Does your party intend to work on this issue?
Yes | No
If yes, how do you plan to do this?
10. According to Punjab’s Water Supply and Sanitation Ministry, 75% of rural population has access to public toilets while rest of the population will have the same by October 2017. However still a large segment of rural population do not use public toilets and in many cases have demolished them.
What plans you have to spread awareness against open defecation and by when Punjab can be declared an open defecation free state?
11. The safai karamcharis in the State work in pathetic conditions with no protective gear and no insurance cover for their health.
Would your party work for their betterment if given a chance to govern the state?
Yes | No
12. National Green Tribunal (NGT) has announced a fine of 10,000/- per default for people who litter in public places/ roads in Delhi.
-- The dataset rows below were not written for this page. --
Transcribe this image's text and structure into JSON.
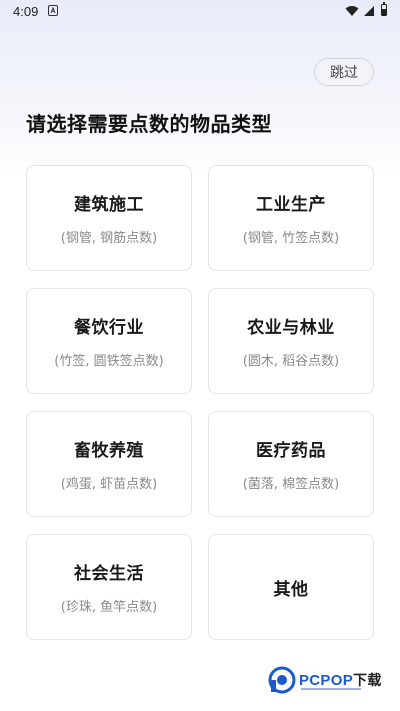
{
  "status_bar": {
    "time": "4:09"
  },
  "header": {
    "skip_label": "跳过",
    "title": "请选择需要点数的物品类型"
  },
  "categories": [
    {
      "title": "建筑施工",
      "subtitle": "(钢管, 钢筋点数)"
    },
    {
      "title": "工业生产",
      "subtitle": "(钢管, 竹签点数)"
    },
    {
      "title": "餐饮行业",
      "subtitle": "(竹签, 圆铁签点数)"
    },
    {
      "title": "农业与林业",
      "subtitle": "(圆木, 稻谷点数)"
    },
    {
      "title": "畜牧养殖",
      "subtitle": "(鸡蛋, 虾苗点数)"
    },
    {
      "title": "医疗药品",
      "subtitle": "(菌落, 棉签点数)"
    },
    {
      "title": "社会生活",
      "subtitle": "(珍珠, 鱼竿点数)"
    },
    {
      "title": "其他",
      "subtitle": ""
    }
  ],
  "watermark": {
    "brand": "PCPOP",
    "suffix": "下载"
  }
}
NGT has also ordered to slap fines on vegetable vendors and slaughterhouses that throw wastes in public places.
Are you planning to take similar initiatives on this front?
Yes | No
If yes, what would be the key steps/initiatives?
13. How do you plan to spread awareness among the masses regarding environmental, sanitation and cleanliness issues?
How do you plan to educate people in rural areas?
How do you plan to educate housewives regarding waste disposal?
14. Four-laning of Jalandhar-Barnala highway proposal to boost Punjab-Haryana road connectivity has seeked to clear 160 hectares of forest area which includes felling of 22,700 trees. It is also proposed that the forest department would plant more than 10 times the number of uprooted trees and Public Works Department would bear the cost of the felled trees.
Do you think new plantation of trees would be strictly enforced?
What is the status of the project now and how would you ensure new plantation of Trees as is proposed?
15. Major wetlands in Punjab are Harike, Kanjli, Ropar and Nangal. These wetlands are inhabited by diversity of flora and fauna including some rare and threatened plants and animals..
The major threats looming on these wetlands include the following:
• Severe problems of siltation in the reservoir leading to shrinkage of wetland area.
• The disturbance to the resident and migratory birds, illegal fishing and poaching of wildlife.
• Accidental outflows of pollutants from industries located in the vicinity affects water quality of wetlands.
• Inflow of pesticides and fertilizers as run off from agricultural fields and sewage from towns also affects water quality of wetlands.
• Invasion and growth of weeds in the wetland area is also a cause of concern.
• Lack of cooperation from people due to their ignorance about wetland values and functions.
How do you plan to conserve these wetlands if votes to power?
Credit: Thanks to Neha Agarwal for special inputs. She has done her MS in Environmental & Water Resources Engineering from IIT Madras and B.Tech in Biotechnology from HIT (W.B.)
About the Author :
Vishal Sethi has corporate experience of more than 15 years in leading IT & telcom companies till ‘Keep India Beautiful’ happened to him. He is dedicated to ‘Keep India Beautiful’ on full time basis. Vishal has authored three books apart from blogging on different issues. He firmly believes in community wellbeing and has been associated with community causes since his university days. He is passionate about environment and issues related to society & youth.
*The article was originally published online in “Keep India Beautiful” blog in The Times Of India.